» **DIRECTIONS**
Word for word, copy every line of the data.

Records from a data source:
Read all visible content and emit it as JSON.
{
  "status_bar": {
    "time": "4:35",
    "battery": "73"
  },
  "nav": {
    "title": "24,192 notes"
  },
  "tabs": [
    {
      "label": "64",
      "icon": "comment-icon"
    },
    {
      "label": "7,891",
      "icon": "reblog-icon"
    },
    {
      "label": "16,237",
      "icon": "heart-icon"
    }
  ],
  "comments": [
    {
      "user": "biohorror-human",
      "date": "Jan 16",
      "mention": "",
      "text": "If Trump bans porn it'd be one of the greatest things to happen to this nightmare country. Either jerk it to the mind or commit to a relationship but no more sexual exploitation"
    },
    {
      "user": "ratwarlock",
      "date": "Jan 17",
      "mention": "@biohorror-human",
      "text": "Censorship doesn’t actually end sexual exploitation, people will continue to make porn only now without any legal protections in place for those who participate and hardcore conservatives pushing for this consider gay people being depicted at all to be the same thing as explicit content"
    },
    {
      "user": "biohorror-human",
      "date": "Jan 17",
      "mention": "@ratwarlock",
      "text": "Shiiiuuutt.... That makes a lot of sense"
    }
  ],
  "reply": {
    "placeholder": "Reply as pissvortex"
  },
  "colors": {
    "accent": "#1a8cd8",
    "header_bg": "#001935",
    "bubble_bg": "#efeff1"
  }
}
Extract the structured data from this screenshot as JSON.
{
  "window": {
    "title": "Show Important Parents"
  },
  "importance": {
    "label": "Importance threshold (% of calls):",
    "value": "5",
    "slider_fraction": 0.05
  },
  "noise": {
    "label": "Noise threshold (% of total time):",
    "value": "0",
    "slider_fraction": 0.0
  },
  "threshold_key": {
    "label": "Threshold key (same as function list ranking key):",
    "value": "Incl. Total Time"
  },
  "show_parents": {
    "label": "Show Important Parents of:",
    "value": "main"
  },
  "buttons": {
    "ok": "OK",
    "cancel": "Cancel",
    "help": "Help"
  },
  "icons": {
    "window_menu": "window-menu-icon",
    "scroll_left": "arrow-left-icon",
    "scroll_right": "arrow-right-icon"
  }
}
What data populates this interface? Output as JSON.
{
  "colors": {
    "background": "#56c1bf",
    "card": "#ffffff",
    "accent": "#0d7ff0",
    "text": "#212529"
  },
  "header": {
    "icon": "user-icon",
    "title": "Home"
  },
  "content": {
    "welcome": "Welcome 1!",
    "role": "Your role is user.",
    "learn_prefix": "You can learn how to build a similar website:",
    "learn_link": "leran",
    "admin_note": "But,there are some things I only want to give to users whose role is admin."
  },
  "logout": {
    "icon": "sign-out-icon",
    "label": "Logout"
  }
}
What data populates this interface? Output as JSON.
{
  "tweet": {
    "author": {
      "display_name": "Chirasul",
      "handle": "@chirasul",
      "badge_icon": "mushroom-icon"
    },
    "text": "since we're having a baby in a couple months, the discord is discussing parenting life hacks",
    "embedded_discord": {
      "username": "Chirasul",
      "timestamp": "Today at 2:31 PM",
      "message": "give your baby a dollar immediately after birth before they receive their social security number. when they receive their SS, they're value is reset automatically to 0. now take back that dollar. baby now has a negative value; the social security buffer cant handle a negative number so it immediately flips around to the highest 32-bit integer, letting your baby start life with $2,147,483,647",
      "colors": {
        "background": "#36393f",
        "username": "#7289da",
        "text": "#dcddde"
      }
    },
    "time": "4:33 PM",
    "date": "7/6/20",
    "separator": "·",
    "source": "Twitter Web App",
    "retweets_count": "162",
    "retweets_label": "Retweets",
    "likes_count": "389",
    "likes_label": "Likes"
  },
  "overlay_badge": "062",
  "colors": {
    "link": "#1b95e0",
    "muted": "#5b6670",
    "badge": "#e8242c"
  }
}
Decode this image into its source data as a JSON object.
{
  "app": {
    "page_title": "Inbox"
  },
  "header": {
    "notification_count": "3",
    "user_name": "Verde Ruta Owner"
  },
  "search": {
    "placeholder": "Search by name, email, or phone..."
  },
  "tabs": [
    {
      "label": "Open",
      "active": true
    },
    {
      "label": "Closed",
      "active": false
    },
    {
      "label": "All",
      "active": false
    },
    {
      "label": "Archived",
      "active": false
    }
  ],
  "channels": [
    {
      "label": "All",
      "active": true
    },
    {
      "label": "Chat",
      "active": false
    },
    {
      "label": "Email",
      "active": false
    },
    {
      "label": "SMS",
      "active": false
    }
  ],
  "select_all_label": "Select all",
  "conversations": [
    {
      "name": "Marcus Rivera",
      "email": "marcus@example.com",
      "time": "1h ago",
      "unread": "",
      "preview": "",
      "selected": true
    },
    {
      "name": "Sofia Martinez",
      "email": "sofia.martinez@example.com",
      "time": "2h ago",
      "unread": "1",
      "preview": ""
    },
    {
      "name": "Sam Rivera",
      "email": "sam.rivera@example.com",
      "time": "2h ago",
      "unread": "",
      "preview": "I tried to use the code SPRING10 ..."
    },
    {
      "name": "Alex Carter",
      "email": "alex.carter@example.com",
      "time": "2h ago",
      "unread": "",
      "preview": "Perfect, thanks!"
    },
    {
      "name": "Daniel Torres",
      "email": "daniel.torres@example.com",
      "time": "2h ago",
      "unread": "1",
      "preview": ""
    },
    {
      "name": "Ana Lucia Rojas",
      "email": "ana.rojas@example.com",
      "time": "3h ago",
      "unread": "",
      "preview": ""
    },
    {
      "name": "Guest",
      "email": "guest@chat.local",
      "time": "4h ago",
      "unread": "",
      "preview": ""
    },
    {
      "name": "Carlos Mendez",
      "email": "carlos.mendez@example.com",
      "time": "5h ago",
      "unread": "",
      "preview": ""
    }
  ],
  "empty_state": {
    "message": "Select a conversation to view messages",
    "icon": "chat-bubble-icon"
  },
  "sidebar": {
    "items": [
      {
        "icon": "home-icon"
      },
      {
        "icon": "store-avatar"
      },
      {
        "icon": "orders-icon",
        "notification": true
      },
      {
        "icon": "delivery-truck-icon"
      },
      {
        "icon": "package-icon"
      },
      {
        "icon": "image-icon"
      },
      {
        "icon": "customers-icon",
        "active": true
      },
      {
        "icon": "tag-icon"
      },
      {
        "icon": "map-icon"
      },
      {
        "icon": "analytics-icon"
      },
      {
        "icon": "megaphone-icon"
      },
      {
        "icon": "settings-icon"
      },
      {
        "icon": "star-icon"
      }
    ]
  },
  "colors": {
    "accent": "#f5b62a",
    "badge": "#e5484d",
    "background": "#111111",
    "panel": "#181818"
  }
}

» **OUTPUT FOR THIS EXERCISE**
Read all visible content and emit it as JSON.
{
  "status_bar": {
    "time": "4:35",
    "battery": "73"
  },
  "nav": {
    "title": "24,192 notes"
  },
  "tabs": [
    {
      "label": "64",
      "icon": "comment-icon"
    },
    {
      "label": "7,891",
      "icon": "reblog-icon"
    },
    {
      "label": "16,237",
      "icon": "heart-icon"
    }
  ],
  "comments": [
    {
      "user": "biohorror-human",
      "date": "Jan 16",
      "mention": "",
      "text": "If Trump bans porn it'd be one of the greatest things to happen to this nightmare country. Either jerk it to the mind or commit to a relationship but no more sexual exploitation"
    },
    {
      "user": "ratwarlock",
      "date": "Jan 17",
      "mention": "@biohorror-human",
      "text": "Censorship doesn’t actually end sexual exploitation, people will continue to make porn only now without any legal protections in place for those who participate and hardcore conservatives pushing for this consider gay people being depicted at all to be the same thing as explicit content"
    },
    {
      "user": "biohorror-human",
      "date": "Jan 17",
      "mention": "@ratwarlock",
      "text": "Shiiiuuutt.... That makes a lot of sense"
    }
  ],
  "reply": {
    "placeholder": "Reply as pissvortex"
  },
  "colors": {
    "accent": "#1a8cd8",
    "header_bg": "#001935",
    "bubble_bg": "#efeff1"
  }
}
Extract the structured data from this screenshot as JSON.
{
  "window": {
    "title": "Show Important Parents"
  },
  "importance": {
    "label": "Importance threshold (% of calls):",
    "value": "5",
    "slider_fraction": 0.05
  },
  "noise": {
    "label": "Noise threshold (% of total time):",
    "value": "0",
    "slider_fraction": 0.0
  },
  "threshold_key": {
    "label": "Threshold key (same as function list ranking key):",
    "value": "Incl. Total Time"
  },
  "show_parents": {
    "label": "Show Important Parents of:",
    "value": "main"
  },
  "buttons": {
    "ok": "OK",
    "cancel": "Cancel",
    "help": "Help"
  },
  "icons": {
    "window_menu": "window-menu-icon",
    "scroll_left": "arrow-left-icon",
    "scroll_right": "arrow-right-icon"
  }
}
What data populates this interface? Output as JSON.
{
  "colors": {
    "background": "#56c1bf",
    "card": "#ffffff",
    "accent": "#0d7ff0",
    "text": "#212529"
  },
  "header": {
    "icon": "user-icon",
    "title": "Home"
  },
  "content": {
    "welcome": "Welcome 1!",
    "role": "Your role is user.",
    "learn_prefix": "You can learn how to build a similar website:",
    "learn_link": "leran",
    "admin_note": "But,there are some things I only want to give to users whose role is admin."
  },
  "logout": {
    "icon": "sign-out-icon",
    "label": "Logout"
  }
}
What data populates this interface? Output as JSON.
{
  "tweet": {
    "author": {
      "display_name": "Chirasul",
      "handle": "@chirasul",
      "badge_icon": "mushroom-icon"
    },
    "text": "since we're having a baby in a couple months, the discord is discussing parenting life hacks",
    "embedded_discord": {
      "username": "Chirasul",
      "timestamp": "Today at 2:31 PM",
      "message": "give your baby a dollar immediately after birth before they receive their social security number. when they receive their SS, they're value is reset automatically to 0. now take back that dollar. baby now has a negative value; the social security buffer cant handle a negative number so it immediately flips around to the highest 32-bit integer, letting your baby start life with $2,147,483,647",
      "colors": {
        "background": "#36393f",
        "username": "#7289da",
        "text": "#dcddde"
      }
    },
    "time": "4:33 PM",
    "date": "7/6/20",
    "separator": "·",
    "source": "Twitter Web App",
    "retweets_count": "162",
    "retweets_label": "Retweets",
    "likes_count": "389",
    "likes_label": "Likes"
  },
  "overlay_badge": "062",
  "colors": {
    "link": "#1b95e0",
    "muted": "#5b6670",
    "badge": "#e8242c"
  }
}
Decode this image into its source data as a JSON object.
{
  "app": {
    "page_title": "Inbox"
  },
  "header": {
    "notification_count": "3",
    "user_name": "Verde Ruta Owner"
  },
  "search": {
    "placeholder": "Search by name, email, or phone..."
  },
  "tabs": [
    {
      "label": "Open",
      "active": true
    },
    {
      "label": "Closed",
      "active": false
    },
    {
      "label": "All",
      "active": false
    },
    {
      "label": "Archived",
      "active": false
    }
  ],
  "channels": [
    {
      "label": "All",
      "active": true
    },
    {
      "label": "Chat",
      "active": false
    },
    {
      "label": "Email",
      "active": false
    },
    {
      "label": "SMS",
      "active": false
    }
  ],
  "select_all_label": "Select all",
  "conversations": [
    {
      "name": "Marcus Rivera",
      "email": "marcus@example.com",
      "time": "1h ago",
      "unread": "",
      "preview": "",
      "selected": true
    },
    {
      "name": "Sofia Martinez",
      "email": "sofia.martinez@example.com",
      "time": "2h ago",
      "unread": "1",
      "preview": ""
    },
    {
      "name": "Sam Rivera",
      "email": "sam.rivera@example.com",
      "time": "2h ago",
      "unread": "",
      "preview": "I tried to use the code SPRING10 ..."
    },
    {
      "name": "Alex Carter",
      "email": "alex.carter@example.com",
      "time": "2h ago",
      "unread": "",
      "preview": "Perfect, thanks!"
    },
    {
      "name": "Daniel Torres",
      "email": "daniel.torres@example.com",
      "time": "2h ago",
      "unread": "1",
      "preview": ""
    },
    {
      "name": "Ana Lucia Rojas",
      "email": "ana.rojas@example.com",
      "time": "3h ago",
      "unread": "",
      "preview": ""
    },
    {
      "name": "Guest",
      "email": "guest@chat.local",
      "time": "4h ago",
      "unread": "",
      "preview": ""
    },
    {
      "name": "Carlos Mendez",
      "email": "carlos.mendez@example.com",
      "time": "5h ago",
      "unread": "",
      "preview": ""
    }
  ],
  "empty_state": {
    "message": "Select a conversation to view messages",
    "icon": "chat-bubble-icon"
  },
  "sidebar": {
    "items": [
      {
        "icon": "home-icon"
      },
      {
        "icon": "store-avatar"
      },
      {
        "icon": "orders-icon",
        "notification": true
      },
      {
        "icon": "delivery-truck-icon"
      },
      {
        "icon": "package-icon"
      },
      {
        "icon": "image-icon"
      },
      {
        "icon": "customers-icon",
        "active": true
      },
      {
        "icon": "tag-icon"
      },
      {
        "icon": "map-icon"
      },
      {
        "icon": "analytics-icon"
      },
      {
        "icon": "megaphone-icon"
      },
      {
        "icon": "settings-icon"
      },
      {
        "icon": "star-icon"
      }
    ]
  },
  "colors": {
    "accent": "#f5b62a",
    "badge": "#e5484d",
    "background": "#111111",
    "panel": "#181818"
  }
}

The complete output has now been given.